### EXERCISE
The answer must consist of the listing, reproduced exactly.

+---+

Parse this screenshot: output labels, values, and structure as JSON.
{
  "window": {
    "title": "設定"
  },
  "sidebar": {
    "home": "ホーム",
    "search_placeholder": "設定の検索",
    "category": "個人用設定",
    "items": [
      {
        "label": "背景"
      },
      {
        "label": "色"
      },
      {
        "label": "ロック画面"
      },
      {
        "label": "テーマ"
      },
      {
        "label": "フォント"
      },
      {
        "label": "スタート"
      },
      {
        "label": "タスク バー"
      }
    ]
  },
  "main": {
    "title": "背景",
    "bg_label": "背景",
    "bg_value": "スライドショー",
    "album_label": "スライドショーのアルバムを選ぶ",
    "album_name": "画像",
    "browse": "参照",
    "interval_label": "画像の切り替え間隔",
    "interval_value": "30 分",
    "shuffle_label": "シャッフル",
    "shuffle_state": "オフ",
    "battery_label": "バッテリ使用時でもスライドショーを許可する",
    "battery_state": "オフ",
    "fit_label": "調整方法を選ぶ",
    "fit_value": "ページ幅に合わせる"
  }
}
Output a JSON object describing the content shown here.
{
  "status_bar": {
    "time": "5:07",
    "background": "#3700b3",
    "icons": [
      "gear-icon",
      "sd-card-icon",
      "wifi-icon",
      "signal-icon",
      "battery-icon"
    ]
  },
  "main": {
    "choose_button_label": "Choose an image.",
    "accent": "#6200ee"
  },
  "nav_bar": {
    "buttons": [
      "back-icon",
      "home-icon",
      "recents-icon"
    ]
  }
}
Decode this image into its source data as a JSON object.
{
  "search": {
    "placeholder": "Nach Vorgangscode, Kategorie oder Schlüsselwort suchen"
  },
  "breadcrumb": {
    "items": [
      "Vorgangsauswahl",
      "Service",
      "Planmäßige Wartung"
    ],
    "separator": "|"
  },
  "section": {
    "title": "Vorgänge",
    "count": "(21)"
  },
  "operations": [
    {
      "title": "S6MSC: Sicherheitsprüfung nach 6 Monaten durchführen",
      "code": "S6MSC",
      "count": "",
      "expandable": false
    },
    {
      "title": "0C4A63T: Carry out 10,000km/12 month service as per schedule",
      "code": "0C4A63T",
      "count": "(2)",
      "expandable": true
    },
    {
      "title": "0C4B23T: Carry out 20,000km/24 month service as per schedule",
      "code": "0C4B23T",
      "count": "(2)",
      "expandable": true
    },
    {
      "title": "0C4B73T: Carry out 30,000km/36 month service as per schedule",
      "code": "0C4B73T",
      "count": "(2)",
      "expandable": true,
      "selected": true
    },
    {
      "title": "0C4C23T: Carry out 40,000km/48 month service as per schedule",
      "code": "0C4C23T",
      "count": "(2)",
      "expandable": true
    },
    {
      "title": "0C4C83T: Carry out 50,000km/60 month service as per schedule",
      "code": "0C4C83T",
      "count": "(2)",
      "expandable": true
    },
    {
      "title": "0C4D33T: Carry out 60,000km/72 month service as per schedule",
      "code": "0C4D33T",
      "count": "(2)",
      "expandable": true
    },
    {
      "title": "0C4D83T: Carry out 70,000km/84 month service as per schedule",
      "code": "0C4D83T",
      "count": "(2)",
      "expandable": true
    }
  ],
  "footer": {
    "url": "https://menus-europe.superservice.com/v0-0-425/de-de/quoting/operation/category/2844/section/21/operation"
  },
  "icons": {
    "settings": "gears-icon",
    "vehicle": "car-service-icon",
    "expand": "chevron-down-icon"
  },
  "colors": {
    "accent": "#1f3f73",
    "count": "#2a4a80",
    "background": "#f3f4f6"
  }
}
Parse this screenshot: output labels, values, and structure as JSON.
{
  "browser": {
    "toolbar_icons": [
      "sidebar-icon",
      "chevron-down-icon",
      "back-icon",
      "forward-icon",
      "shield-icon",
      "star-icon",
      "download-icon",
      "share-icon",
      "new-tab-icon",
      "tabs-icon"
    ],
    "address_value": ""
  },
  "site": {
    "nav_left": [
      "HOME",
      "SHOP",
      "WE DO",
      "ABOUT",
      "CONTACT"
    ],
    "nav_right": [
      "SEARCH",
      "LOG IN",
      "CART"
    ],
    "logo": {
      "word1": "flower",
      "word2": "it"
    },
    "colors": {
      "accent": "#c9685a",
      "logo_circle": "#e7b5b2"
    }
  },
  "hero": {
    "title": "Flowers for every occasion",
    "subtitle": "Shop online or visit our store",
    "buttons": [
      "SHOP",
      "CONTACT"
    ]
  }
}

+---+

### YOUR RESPONSE
Parse this screenshot: output labels, values, and structure as JSON.
{
  "window": {
    "title": "設定"
  },
  "sidebar": {
    "home": "ホーム",
    "search_placeholder": "設定の検索",
    "category": "個人用設定",
    "items": [
      {
        "label": "背景"
      },
      {
        "label": "色"
      },
      {
        "label": "ロック画面"
      },
      {
        "label": "テーマ"
      },
      {
        "label": "フォント"
      },
      {
        "label": "スタート"
      },
      {
        "label": "タスク バー"
      }
    ]
  },
  "main": {
    "title": "背景",
    "bg_label": "背景",
    "bg_value": "スライドショー",
    "album_label": "スライドショーのアルバムを選ぶ",
    "album_name": "画像",
    "browse": "参照",
    "interval_label": "画像の切り替え間隔",
    "interval_value": "30 分",
    "shuffle_label": "シャッフル",
    "shuffle_state": "オフ",
    "battery_label": "バッテリ使用時でもスライドショーを許可する",
    "battery_state": "オフ",
    "fit_label": "調整方法を選ぶ",
    "fit_value": "ページ幅に合わせる"
  }
}
Output a JSON object describing the content shown here.
{
  "status_bar": {
    "time": "5:07",
    "background": "#3700b3",
    "icons": [
      "gear-icon",
      "sd-card-icon",
      "wifi-icon",
      "signal-icon",
      "battery-icon"
    ]
  },
  "main": {
    "choose_button_label": "Choose an image.",
    "accent": "#6200ee"
  },
  "nav_bar": {
    "buttons": [
      "back-icon",
      "home-icon",
      "recents-icon"
    ]
  }
}
Decode this image into its source data as a JSON object.
{
  "search": {
    "placeholder": "Nach Vorgangscode, Kategorie oder Schlüsselwort suchen"
  },
  "breadcrumb": {
    "items": [
      "Vorgangsauswahl",
      "Service",
      "Planmäßige Wartung"
    ],
    "separator": "|"
  },
  "section": {
    "title": "Vorgänge",
    "count": "(21)"
  },
  "operations": [
    {
      "title": "S6MSC: Sicherheitsprüfung nach 6 Monaten durchführen",
      "code": "S6MSC",
      "count": "",
      "expandable": false
    },
    {
      "title": "0C4A63T: Carry out 10,000km/12 month service as per schedule",
      "code": "0C4A63T",
      "count": "(2)",
      "expandable": true
    },
    {
      "title": "0C4B23T: Carry out 20,000km/24 month service as per schedule",
      "code": "0C4B23T",
      "count": "(2)",
      "expandable": true
    },
    {
      "title": "0C4B73T: Carry out 30,000km/36 month service as per schedule",
      "code": "0C4B73T",
      "count": "(2)",
      "expandable": true,
      "selected": true
    },
    {
      "title": "0C4C23T: Carry out 40,000km/48 month service as per schedule",
      "code": "0C4C23T",
      "count": "(2)",
      "expandable": true
    },
    {
      "title": "0C4C83T: Carry out 50,000km/60 month service as per schedule",
      "code": "0C4C83T",
      "count": "(2)",
      "expandable": true
    },
    {
      "title": "0C4D33T: Carry out 60,000km/72 month service as per schedule",
      "code": "0C4D33T",
      "count": "(2)",
      "expandable": true
    },
    {
      "title": "0C4D83T: Carry out 70,000km/84 month service as per schedule",
      "code": "0C4D83T",
      "count": "(2)",
      "expandable": true
    }
  ],
  "footer": {
    "url": "https://menus-europe.superservice.com/v0-0-425/de-de/quoting/operation/category/2844/section/21/operation"
  },
  "icons": {
    "settings": "gears-icon",
    "vehicle": "car-service-icon",
    "expand": "chevron-down-icon"
  },
  "colors": {
    "accent": "#1f3f73",
    "count": "#2a4a80",
    "background": "#f3f4f6"
  }
}
Parse this screenshot: output labels, values, and structure as JSON.
{
  "browser": {
    "toolbar_icons": [
      "sidebar-icon",
      "chevron-down-icon",
      "back-icon",
      "forward-icon",
      "shield-icon",
      "star-icon",
      "download-icon",
      "share-icon",
      "new-tab-icon",
      "tabs-icon"
    ],
    "address_value": ""
  },
  "site": {
    "nav_left": [
      "HOME",
      "SHOP",
      "WE DO",
      "ABOUT",
      "CONTACT"
    ],
    "nav_right": [
      "SEARCH",
      "LOG IN",
      "CART"
    ],
    "logo": {
      "word1": "flower",
      "word2": "it"
    },
    "colors": {
      "accent": "#c9685a",
      "logo_circle": "#e7b5b2"
    }
  },
  "hero": {
    "title": "Flowers for every occasion",
    "subtitle": "Shop online or visit our store",
    "buttons": [
      "SHOP",
      "CONTACT"
    ]
  }
}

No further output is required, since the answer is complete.